Data records for software interfaces

########

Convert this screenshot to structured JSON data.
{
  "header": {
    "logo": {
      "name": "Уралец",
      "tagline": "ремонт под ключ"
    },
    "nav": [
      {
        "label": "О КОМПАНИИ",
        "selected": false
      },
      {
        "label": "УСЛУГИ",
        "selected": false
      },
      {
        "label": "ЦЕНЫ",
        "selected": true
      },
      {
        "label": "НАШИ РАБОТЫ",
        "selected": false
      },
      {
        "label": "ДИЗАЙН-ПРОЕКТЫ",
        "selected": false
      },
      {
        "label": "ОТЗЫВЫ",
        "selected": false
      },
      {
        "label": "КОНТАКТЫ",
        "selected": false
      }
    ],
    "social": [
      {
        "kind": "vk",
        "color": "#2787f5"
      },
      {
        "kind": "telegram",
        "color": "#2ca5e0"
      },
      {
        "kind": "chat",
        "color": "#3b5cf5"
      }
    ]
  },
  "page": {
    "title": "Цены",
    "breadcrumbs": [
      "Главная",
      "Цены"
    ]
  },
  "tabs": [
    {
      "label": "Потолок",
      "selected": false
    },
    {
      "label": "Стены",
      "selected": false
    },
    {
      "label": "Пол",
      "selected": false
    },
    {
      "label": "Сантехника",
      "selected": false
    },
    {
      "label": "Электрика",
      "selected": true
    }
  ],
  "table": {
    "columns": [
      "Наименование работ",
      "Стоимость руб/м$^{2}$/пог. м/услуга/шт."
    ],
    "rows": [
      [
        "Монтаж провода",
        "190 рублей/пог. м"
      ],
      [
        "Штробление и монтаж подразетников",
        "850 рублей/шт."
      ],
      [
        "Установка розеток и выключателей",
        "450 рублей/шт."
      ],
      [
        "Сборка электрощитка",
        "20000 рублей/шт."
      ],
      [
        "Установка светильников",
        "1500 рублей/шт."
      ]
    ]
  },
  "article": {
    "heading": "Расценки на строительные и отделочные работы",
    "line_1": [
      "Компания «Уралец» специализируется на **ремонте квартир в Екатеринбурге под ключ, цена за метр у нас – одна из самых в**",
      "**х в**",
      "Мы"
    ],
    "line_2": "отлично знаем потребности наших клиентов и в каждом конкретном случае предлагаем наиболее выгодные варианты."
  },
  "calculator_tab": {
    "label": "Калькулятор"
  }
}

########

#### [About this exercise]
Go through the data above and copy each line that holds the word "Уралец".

#### [Written solution]
      "name": "Уралец",
      "Компания «Уралец» специализируется на **ремонте квартир в Екатеринбурге под ключ, цена за метр у нас – одна из самых в**",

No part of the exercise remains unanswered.